She uses examples from her own life and family as empirical evidence, like showing a picture of her great grandmother as a young girl holding a dog as a segue into talking about the Spencer Phips proclamation.   Her grandmother’s generation was the first to survive genocide that was enacted in full force with Spencer Phips’ bounty on behalf of the king of England, which offered cash rewards for Penobscot scalps.  Such bounties were inflicted on indigenous people all across the Eastern seaboard of the United States and Canada since 1755 – causing 97% population depletion amongst Natives.  The intention was that indigenous people would be wiped out.  As Passamaquoddy poet and elder Mary Basset says, “We’re not supposed to be here” – according to colonizers.  Yet natives are still here, and deserve to be here.

Knowledge of survival, argues Sockbeson, is the reason for mobilizing indigenous knowledge.  Indigenous knowledge of oppression is necessary because it brings context to the effects of colonization.  Unemployment and poverty are 30% higher for Maine Native Americans than the average Maine citizen, and life expectancy rates are 15 years lower for Natives.  Sockbeson points out the reason for this disparity is colonial history and all the suffering it has brought tribes.  When young people understand this and understand all they’ve survived – they are less likely to succumb to internalized oppression that tells them to believe they are inferior.  Rather than believe negative stereotypes about themselves, young natives can unpack the root of the problem: colonization.

Ignorance isn’t bliss in this situation, Sockbeson says.  Knowledge of survival is intrinsic knowledge.  Red Hope is battling death of indigenous ways of knowing and being, such as the ability and right to speak one’s native language, practice beliefs and share creation stories.  “I teach my kids our creation story of Gluskape making us from the ash tree – that’s how we were given entrance into this world” Sockbeson said, but society, even the teachers, tell natives their birthright is just a myth.

Sockbeson talked about the importance of having indigenous scholars in academia – and at UMaine there are so few.  She says compulsory Native American studies courses need to be here.  There are few indigenous faculty on campus or Native aesthetics, yet the university is on Wabanaki territory and everyone is benefitting from the colonizing of Penobscots –except for Penobscots themselves.  Sockbeson quoted Penobscot artist ssipsis, who pointed out how often natives think of white people, but how seldom, if ever, whites are asked to consider natives.

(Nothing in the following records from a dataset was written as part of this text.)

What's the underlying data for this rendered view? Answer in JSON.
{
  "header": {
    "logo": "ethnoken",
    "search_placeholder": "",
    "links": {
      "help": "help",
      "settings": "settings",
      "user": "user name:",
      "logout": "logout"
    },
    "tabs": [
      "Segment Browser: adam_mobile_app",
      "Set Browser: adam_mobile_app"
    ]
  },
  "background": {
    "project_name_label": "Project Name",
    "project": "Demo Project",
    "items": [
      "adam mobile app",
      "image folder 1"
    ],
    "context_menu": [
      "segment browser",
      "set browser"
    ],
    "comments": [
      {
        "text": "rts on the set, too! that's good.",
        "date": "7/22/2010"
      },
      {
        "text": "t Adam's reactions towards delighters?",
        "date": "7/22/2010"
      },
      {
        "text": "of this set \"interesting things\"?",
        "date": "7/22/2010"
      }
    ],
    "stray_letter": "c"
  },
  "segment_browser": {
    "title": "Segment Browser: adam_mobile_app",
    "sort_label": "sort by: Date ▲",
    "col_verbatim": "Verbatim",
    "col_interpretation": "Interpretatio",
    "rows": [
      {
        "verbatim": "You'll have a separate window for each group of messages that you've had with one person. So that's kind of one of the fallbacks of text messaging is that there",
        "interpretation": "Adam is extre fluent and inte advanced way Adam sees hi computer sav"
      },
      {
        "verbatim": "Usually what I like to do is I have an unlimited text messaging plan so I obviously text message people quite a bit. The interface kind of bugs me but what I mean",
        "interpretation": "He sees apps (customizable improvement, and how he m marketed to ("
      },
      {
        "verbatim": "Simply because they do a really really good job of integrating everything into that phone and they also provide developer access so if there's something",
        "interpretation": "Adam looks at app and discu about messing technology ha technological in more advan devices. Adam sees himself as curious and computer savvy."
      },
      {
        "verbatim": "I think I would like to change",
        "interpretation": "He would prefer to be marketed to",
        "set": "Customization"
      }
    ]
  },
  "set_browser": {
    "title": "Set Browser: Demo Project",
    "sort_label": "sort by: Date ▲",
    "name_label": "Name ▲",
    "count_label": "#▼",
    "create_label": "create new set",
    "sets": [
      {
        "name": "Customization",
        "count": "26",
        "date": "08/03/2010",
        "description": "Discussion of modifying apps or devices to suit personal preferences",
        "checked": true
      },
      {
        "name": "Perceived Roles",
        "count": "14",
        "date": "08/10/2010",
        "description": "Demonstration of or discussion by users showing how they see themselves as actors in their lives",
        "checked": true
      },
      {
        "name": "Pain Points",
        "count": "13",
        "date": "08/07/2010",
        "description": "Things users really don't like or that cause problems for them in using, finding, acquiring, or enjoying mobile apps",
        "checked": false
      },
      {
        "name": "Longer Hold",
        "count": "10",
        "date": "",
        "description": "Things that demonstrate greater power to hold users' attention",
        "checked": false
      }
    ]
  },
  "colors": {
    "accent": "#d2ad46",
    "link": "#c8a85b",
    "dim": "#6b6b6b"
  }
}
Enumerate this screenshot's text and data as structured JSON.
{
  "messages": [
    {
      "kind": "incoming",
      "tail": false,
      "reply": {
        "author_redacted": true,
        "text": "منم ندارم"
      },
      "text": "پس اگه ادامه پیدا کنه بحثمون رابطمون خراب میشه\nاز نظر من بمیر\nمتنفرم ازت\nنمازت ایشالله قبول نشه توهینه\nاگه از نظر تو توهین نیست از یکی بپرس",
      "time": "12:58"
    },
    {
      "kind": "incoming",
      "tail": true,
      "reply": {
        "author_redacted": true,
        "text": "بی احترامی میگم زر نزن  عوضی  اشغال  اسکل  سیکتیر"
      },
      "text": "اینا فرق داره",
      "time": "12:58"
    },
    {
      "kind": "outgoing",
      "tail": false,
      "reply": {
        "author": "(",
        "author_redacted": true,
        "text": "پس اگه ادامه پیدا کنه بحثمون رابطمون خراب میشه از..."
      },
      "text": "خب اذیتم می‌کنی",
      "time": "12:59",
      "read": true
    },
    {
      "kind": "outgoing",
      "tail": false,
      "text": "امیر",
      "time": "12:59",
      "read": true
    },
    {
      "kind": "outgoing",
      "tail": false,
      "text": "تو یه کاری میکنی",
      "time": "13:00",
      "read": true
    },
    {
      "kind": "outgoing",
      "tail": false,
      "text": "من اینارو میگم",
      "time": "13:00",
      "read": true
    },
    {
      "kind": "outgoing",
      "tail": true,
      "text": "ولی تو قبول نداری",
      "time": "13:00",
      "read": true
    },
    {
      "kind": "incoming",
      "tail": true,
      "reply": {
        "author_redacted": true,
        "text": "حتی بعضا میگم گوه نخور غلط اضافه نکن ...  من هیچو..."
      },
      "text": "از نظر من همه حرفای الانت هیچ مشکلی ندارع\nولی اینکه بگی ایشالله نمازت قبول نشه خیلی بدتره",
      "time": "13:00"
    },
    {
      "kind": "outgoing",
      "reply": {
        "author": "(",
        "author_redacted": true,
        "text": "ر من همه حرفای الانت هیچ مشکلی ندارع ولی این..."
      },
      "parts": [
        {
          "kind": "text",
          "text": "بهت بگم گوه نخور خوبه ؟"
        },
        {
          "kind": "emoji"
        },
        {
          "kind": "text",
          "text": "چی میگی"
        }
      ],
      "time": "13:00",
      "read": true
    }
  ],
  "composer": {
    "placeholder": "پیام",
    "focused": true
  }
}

Sockbeson calls for use of political will to create a revolution in instiutions such as academia.  Bringing rights to practice our own cultures in places such as the university – means overturning the current “universal-way” standards.  Gandhi and Martin Luther King Jr. also called for revolutions in institutions.  The university yields a lot of power in distributing knowledge, but as Sockbeson points out, knowledge doesn’t belong to anyone.  Knowledge is the energy passed between us when we have these discussions.

Dr.  Sockbeson also talked about Peonobscot scholar Eunice Baumann Nelson’s awareness of string theory and how we’re all connected: taking care of you is taking care of me – an understanding that makes us be respectful and loving, makes us use loving words, thoughts and actions.  Spirituality is reality, and who we are is in our blood and in the land.

Doctor Sockbeson taught us a lot about decolonization and practicing human rights and being stellar.